Penguins… are so much fun to illustrate!  I adore animals of all kinds and any excuse to draw and paint them I will take!  Did you know there are approximately 17 different types of penguins? Not all of them live in the cold like mine do, in fact, the smallest breed of penguin, called a Fairy Penguin, (the biggest ones grow to just 13” tall, with a maximum weight of 3.3 lbs!) lives in Southern Australia, Tasmania and New Zealand!
It was also very important to me that I make the world of the book as void of color as possible so that when the creativity begins (much like starting a drawing on a blank piece of paper, or painting a fresh canvas) the colors truly burst across the page/snow!  There are no limits!  What better choice than a sibling group of playful black and white penguins!

Broccoli… is delicious!  My best friend and I used to eat it nearly every day with cheese and spicy sauce (those were the frugal days of living in London in my early 20’s- ha!).  
The penguins all have very specific names linking them to their favorite colors.  I wanted to have one, named Broccoli, that was a little out of the ordinary.  I think we almost all have that quirky friend or family member who is a little different than the rest.  In fact, I think I might even be that person for some- hehe.
I also think it helps to give young readers something to remember and react to right away!  Most people do not know that Broccoli is a flowering vegetable, it’s a good way to make sure they’re listening ;)

Growing up on top of a hill in the middle of the english countryside.
Surrounded by seven brothers and sisters, dogs, cats, horses, rabbits, hamsters, guinea pigs and mice

Picture books…  help us to connect, communicate, understand, learn, laugh, remember, feel, express love for one another and form a creative point of view--they are truly limitless.  They must never, ever, ever go away.
I first understood just how powerful a picture book could be when I took a class at RISD called Picture and Word.  I will never forget day one when Judy-Sue, an amazing lady who has inspired me more than anyone I have met, introduced us to a spectrum of wonderful picture books, but finished by reading aloud ‘Annie Bananie’ by Leah Komaiko (Illustrated by Laura Cornell).  By the end of the book she was moved to tears and I was surprised to find that I was too.
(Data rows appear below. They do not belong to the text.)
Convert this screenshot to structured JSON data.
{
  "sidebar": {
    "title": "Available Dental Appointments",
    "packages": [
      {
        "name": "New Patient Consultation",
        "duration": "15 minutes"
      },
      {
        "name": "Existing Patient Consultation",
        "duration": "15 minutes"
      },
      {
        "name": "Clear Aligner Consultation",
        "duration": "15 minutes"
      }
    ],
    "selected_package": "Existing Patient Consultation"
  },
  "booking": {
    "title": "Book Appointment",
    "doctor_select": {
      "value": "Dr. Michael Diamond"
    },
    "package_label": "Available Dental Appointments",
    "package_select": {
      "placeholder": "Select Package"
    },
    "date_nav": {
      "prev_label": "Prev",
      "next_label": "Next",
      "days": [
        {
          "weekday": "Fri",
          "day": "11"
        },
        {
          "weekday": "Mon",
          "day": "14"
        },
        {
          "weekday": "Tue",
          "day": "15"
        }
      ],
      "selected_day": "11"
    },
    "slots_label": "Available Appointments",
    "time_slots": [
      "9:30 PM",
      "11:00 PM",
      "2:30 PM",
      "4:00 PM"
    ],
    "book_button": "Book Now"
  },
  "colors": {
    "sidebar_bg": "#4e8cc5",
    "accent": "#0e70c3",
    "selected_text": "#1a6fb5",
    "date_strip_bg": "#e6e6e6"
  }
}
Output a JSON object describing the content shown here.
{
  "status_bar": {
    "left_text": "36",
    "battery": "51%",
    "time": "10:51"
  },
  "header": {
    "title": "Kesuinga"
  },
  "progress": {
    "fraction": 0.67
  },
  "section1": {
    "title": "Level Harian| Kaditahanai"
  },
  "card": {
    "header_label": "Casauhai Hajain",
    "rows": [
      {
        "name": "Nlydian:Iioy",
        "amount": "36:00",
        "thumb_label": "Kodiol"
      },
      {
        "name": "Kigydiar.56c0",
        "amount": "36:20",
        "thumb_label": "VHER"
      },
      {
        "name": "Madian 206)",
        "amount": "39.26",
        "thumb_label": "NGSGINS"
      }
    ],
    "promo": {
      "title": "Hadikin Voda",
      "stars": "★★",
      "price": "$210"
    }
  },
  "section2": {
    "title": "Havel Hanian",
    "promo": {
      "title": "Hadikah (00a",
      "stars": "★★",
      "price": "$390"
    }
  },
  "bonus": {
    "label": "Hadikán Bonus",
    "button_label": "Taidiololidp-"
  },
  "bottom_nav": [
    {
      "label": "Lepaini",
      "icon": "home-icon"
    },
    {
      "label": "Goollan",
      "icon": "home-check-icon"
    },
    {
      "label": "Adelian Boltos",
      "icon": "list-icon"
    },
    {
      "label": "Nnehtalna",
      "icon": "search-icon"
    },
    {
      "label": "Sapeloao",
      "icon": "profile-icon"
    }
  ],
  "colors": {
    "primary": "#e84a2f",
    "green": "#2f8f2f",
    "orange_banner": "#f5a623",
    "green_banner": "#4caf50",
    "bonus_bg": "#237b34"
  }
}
Taking that class was a truly pivotal moment in my life, and I have not stopped writing, illustrating and collecting picture books ever since.

Making books for young readers… is an honor and a heck of a lot of fun.  Children are the experts when it comes to play and bringing life to one’s imaginings, as a creator you need to keep your wits about you!  
There is also something incredibly special about being a part of someone’s childhood, if you get it right, parts of whatever it is you created stays with them forever.

Sharing the books we love is one way we share about ourselves and connect with each other, so my last prompt for you is...

One book I read and loved recently… Oh!  There are so many!!  Only one?  Hmm, well, if I must- I think I will choose ‘Rude Cakes’ by Rowboat Watson.  It is absolutely bonkers, and really, really funny, I loved it.  When these kinds of books get published I feel relieved to know that there are still enough grown up folks out there with a great sense of humor and the gumption to publish something truly original.

Thank you, Sarah!

Find Penguins Love Colors on...